Have you ever heard the saying tall, dark and handsome?
Well, in Denmark, that doesn’t apply to men! In fact, it can be said that Danish women are tall, dark and handsome!
Here are some facts you didn’t know about Danish women.
The 1,200 calories a day fact
The average Danish woman consumes 1,200 calories a day and is one of the most protected groups in Europe.
Their risk of breast cancer is half that of other countries and endometrial cancer is virtually nonexistent.
The women’s life expectancy at birth has been calculated to be 83 years old and their daily life is filled with gender equality and amusement parks.
However, Denmark has been rated as the world’s most corrupt country due to its level of political corruption and despite transgender people being legally allowed to change their gender, they still face discrimination by society.
The 35% divorce rate fact
Danish women are known for their almond-shaped eyes, blonde hair and their progressive outlook on society.
But there is much more to the story of Danish women than many people realize.
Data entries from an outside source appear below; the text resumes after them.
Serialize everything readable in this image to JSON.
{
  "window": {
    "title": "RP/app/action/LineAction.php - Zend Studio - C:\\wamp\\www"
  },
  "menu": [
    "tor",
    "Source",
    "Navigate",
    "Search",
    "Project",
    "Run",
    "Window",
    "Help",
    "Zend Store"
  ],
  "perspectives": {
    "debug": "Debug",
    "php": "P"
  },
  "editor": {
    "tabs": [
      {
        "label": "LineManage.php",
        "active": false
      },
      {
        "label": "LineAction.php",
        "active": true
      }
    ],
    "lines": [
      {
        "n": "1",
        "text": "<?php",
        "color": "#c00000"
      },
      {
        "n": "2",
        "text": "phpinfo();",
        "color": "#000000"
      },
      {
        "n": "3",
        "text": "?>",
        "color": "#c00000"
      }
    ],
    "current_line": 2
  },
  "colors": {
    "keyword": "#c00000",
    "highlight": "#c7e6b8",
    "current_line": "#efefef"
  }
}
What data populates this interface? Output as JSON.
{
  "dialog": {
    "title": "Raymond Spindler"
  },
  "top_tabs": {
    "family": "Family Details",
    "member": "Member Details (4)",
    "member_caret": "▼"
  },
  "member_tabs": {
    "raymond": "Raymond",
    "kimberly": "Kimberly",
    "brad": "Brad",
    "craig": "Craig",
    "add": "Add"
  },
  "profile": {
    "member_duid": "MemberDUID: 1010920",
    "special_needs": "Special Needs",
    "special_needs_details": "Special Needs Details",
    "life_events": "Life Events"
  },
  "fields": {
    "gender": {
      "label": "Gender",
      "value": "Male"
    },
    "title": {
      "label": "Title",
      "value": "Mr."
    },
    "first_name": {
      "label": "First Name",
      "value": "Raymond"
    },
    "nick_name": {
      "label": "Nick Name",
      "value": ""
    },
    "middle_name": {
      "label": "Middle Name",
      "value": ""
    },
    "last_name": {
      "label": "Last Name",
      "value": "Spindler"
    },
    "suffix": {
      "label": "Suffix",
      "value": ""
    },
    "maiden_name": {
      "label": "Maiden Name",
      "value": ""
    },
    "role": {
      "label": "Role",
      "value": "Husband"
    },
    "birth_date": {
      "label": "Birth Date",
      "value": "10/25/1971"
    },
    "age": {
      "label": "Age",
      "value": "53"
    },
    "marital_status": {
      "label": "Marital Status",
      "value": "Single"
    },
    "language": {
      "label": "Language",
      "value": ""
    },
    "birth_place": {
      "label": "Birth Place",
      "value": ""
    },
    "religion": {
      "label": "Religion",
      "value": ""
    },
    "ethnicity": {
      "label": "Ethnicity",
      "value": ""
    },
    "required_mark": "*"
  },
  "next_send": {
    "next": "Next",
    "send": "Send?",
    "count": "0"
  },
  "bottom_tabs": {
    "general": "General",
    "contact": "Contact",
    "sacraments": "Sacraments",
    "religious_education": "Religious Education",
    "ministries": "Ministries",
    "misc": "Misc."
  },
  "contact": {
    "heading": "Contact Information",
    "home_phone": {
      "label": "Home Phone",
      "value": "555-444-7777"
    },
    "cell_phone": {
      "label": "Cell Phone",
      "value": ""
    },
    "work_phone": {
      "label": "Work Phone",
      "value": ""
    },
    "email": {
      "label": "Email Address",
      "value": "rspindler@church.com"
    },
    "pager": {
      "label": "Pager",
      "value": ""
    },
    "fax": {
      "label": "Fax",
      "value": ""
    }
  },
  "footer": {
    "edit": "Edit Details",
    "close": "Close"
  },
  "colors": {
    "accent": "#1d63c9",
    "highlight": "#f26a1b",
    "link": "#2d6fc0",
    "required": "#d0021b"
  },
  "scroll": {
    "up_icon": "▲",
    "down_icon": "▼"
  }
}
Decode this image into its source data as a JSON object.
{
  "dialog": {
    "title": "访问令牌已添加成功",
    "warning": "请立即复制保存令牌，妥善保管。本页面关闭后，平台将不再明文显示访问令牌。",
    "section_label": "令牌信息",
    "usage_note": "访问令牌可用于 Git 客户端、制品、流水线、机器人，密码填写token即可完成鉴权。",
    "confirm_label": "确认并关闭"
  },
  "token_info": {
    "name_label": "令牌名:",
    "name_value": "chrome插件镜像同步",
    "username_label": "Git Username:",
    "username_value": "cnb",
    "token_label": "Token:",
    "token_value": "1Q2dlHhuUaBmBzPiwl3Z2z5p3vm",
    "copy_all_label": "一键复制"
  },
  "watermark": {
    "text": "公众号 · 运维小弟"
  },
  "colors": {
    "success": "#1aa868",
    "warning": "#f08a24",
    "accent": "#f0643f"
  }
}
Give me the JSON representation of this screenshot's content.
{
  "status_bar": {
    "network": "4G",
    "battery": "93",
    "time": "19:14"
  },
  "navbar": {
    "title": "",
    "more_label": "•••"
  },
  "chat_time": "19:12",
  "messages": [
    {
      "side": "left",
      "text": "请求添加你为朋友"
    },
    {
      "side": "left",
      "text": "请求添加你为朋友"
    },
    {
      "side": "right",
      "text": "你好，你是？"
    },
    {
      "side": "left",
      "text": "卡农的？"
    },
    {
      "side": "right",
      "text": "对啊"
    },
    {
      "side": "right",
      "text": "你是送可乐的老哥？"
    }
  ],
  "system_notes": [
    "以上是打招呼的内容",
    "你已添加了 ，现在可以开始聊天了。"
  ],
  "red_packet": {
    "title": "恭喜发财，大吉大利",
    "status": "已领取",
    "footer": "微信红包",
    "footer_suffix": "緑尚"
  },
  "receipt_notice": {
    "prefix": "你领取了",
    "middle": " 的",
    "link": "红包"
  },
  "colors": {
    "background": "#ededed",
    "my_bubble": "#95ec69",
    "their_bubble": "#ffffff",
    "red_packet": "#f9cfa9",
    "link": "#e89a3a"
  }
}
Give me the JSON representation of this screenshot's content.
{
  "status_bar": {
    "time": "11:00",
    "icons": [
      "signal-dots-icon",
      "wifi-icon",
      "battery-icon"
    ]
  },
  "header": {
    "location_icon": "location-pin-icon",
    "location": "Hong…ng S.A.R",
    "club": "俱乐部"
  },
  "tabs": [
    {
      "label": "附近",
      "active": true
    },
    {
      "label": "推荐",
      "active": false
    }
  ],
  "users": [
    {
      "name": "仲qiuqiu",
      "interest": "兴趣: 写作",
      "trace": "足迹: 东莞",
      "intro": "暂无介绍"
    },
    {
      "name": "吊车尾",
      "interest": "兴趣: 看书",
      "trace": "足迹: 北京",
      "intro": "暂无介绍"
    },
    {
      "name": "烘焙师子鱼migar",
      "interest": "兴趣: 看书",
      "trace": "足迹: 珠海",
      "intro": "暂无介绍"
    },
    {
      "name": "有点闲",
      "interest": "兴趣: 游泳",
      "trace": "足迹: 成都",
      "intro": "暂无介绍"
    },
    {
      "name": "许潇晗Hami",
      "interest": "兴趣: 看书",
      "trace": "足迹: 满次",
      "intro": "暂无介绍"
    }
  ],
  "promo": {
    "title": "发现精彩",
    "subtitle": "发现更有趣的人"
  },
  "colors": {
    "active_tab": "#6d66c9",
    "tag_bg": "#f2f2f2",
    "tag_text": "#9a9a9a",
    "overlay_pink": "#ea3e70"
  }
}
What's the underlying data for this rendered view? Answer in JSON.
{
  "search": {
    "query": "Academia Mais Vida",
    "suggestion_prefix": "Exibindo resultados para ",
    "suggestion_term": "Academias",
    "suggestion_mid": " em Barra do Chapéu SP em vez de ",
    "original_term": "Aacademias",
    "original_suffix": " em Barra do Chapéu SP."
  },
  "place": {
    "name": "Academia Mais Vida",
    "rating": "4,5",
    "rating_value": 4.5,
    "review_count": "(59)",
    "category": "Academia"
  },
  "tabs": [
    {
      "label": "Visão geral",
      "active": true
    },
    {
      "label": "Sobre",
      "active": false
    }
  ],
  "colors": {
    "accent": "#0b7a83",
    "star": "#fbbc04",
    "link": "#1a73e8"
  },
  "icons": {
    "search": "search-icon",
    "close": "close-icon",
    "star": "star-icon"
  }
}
For example, did you know that in Denmark, a woman’s legal rights are still not as extensive as those of men?
Or that transgender women in Denmark have only been able to change their gender marker on government documents since 2012?
David Ebershoff says that gender roles may be up for grabs in America, but they are even more complicated in Denmark because of its 19th century constitution which establishes a constitutional monarchy.
The 99% literacy rate fact
Danish women enjoy a 99% literacy rate, and the country’s life expectancy of 79.8 years is among the world’s highest – with many other European countries far behind.
This has had a lot to do with Denmark’s history, culture, and policies over time. For example, in the early 20th century there was a huge push to make Denmark more progressive and egalitarian by introducing suffrage for both sexes and abolishing class distinctions.
In addition, the Danish language was simplified in order to make it easier to learn, which helped greatly with education reform.
Niels Hoyer, the Prime Minister of Denmark from 1920-1922, did an immense amount to improve the lives of children and adults alike.
Magnus Hirschfeld is widely known as one of the earliest gay rights activists and he founded what would become a popular organization for gay rights known as The Scientific Humanitarian Committee.
And Gerda Gottlieb came up with various reforms that included childcare benefits, maternity leave benefits, paid holidays for employees with children under 14 years old and better protection against dismissal or layoff just because they were pregnant or too old.
Danish women consume more alcohol per capita than any other European nation
It’s no secret that Danish women are some of the most liberated in the world, but did you know they also drink more than anyone else on the continent?
It turns out that Denmark’s heavy drinking culture has a lot to do with its flexible work hours.
Danish politicians enacted a law making it illegal for employers to demand that their employees clock in and out for each day at work.
This means employees can come and go as they please without jeopardizing their job status or benefits.
They’re not required to spend time working when there’s no need. Employees can take off when they want to focus on family obligations or get ahead of themselves if they have enough saved up from previous months.
In other words, Danes don’t fear unemployment like many other Europeans because there is very little pressure put on them by employers in this regard.
70% would consider having an affair
Danish women have a reputation for being the happiest and most content in the world. But, that doesn’t mean they are immune to temptation.
A survey from Danske Bank found that 70% of Danish women would consider having an affair if their spouse was cheating on them or had just died.
And according to research by the National Marriage Council, there is not a big difference in divorce rates between Denmark and other European countries.
Just over 50% of marriages end in divorce in Denmark, whereas it is about 53% for Sweden and Norway, 60% for Italy and Portugal, 73% for France and 74% for Greece.
Other Interesting facts about Danish Women
1) One in three women is a smoker–and that number jumps to two out of three when they’re over 70 years old.
2) The average woman has 1.8 children, with only 0.1% of Danish mothers giving birth to more than five children.
3) Denmark has more female politicians than any other country in Europe – 43% of their members of parliament are women, compared to just 22% for Britain and Germany.
4) Danish life expectancy rates have been on the rise recently. In 2000, it was 80.5 years; by 2008 it had increased to 81.3 years.
5) Even though many Danes still take vacations with their families (about 59%), couples account for about half of all Danish vacationers – single vacationers come in at 37%.
6) A recent study found that Danish women were happier than men or women from anywhere else in Europe!
Danish women are politically active. In their country, the parliament has a 40% female representation and in the EU Parliament, Denmark is ranked 4th with 27% female representation.
Dating a Danish woman is an experience that will be different than dating someone from the U.S. or anywhere else in the world, for that matter. Here is a surprising thing you may not know about dating Danish women: As one of the most socially progressive countries in the world, there’s no stigma to being single and childless like there is in other cultures.
Danish women are often stereotyped as being high-achievers in their careers and personal lives, which may be true. However, they are also seen as less physically attractive than other nationalities.
Danish women are said to love with their whole hearts, which means they’re not afraid to show it. Although they’re typically very independent and self-sufficient, Danish women also don’t hesitate to ask for help when they need it.